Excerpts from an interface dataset
* * * *
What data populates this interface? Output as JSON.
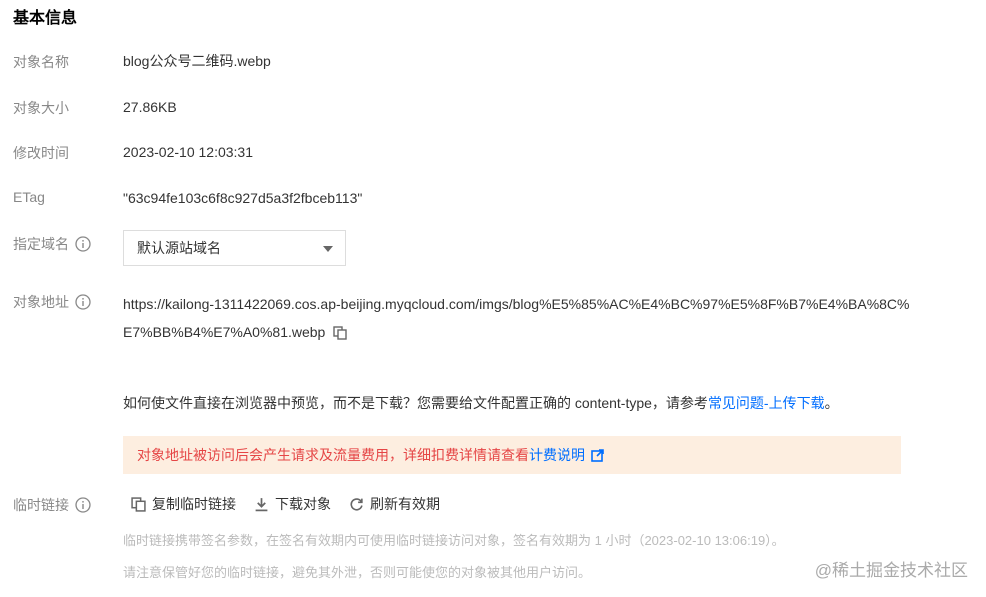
{
  "section_title": "基本信息",
  "fields": {
    "name": {
      "label": "对象名称",
      "value": "blog公众号二维码.webp"
    },
    "size": {
      "label": "对象大小",
      "value": "27.86KB"
    },
    "modified": {
      "label": "修改时间",
      "value": "2023-02-10 12:03:31"
    },
    "etag": {
      "label": "ETag",
      "value": "\"63c94fe103c6f8c927d5a3f2fbceb113\""
    },
    "domain": {
      "label": "指定域名",
      "selected": "默认源站域名"
    },
    "address": {
      "label": "对象地址",
      "url": "https://kailong-1311422069.cos.ap-beijing.myqcloud.com/imgs/blog%E5%85%AC%E4%BC%97%E5%8F%B7%E4%BA%8C%E7%BB%B4%E7%A0%81.webp",
      "hint_text": "如何使文件直接在浏览器中预览，而不是下载？您需要给文件配置正确的 content-type，请参考",
      "hint_link": "常见问题-上传下载",
      "hint_end": "。",
      "warning_text": "对象地址被访问后会产生请求及流量费用，详细扣费详情请查看",
      "warning_link": "计费说明"
    },
    "temp_link": {
      "label": "临时链接",
      "copy_label": "复制临时链接",
      "download_label": "下载对象",
      "refresh_label": "刷新有效期",
      "note1": "临时链接携带签名参数，在签名有效期内可使用临时链接访问对象，签名有效期为 1 小时（2023-02-10 13:06:19）。",
      "note2": "请注意保管好您的临时链接，避免其外泄，否则可能使您的对象被其他用户访问。"
    }
  },
  "watermark": "@稀土掘金技术社区",
  "colors": {
    "link": "#006eff",
    "warning_bg": "#fdeee0",
    "warning_text": "#e54545"
  }
}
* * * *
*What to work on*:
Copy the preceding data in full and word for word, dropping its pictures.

*Response*:
What data populates this interface? Output as JSON.
{
  "section_title": "基本信息",
  "fields": {
    "name": {
      "label": "对象名称",
      "value": "blog公众号二维码.webp"
    },
    "size": {
      "label": "对象大小",
      "value": "27.86KB"
    },
    "modified": {
      "label": "修改时间",
      "value": "2023-02-10 12:03:31"
    },
    "etag": {
      "label": "ETag",
      "value": "\"63c94fe103c6f8c927d5a3f2fbceb113\""
    },
    "domain": {
      "label": "指定域名",
      "selected": "默认源站域名"
    },
    "address": {
      "label": "对象地址",
      "url": "https://kailong-1311422069.cos.ap-beijing.myqcloud.com/imgs/blog%E5%85%AC%E4%BC%97%E5%8F%B7%E4%BA%8C%E7%BB%B4%E7%A0%81.webp",
      "hint_text": "如何使文件直接在浏览器中预览，而不是下载？您需要给文件配置正确的 content-type，请参考",
      "hint_link": "常见问题-上传下载",
      "hint_end": "。",
      "warning_text": "对象地址被访问后会产生请求及流量费用，详细扣费详情请查看",
      "warning_link": "计费说明"
    },
    "temp_link": {
      "label": "临时链接",
      "copy_label": "复制临时链接",
      "download_label": "下载对象",
      "refresh_label": "刷新有效期",
      "note1": "临时链接携带签名参数，在签名有效期内可使用临时链接访问对象，签名有效期为 1 小时（2023-02-10 13:06:19）。",
      "note2": "请注意保管好您的临时链接，避免其外泄，否则可能使您的对象被其他用户访问。"
    }
  },
  "watermark": "@稀土掘金技术社区",
  "colors": {
    "link": "#006eff",
    "warning_bg": "#fdeee0",
    "warning_text": "#e54545"
  }
}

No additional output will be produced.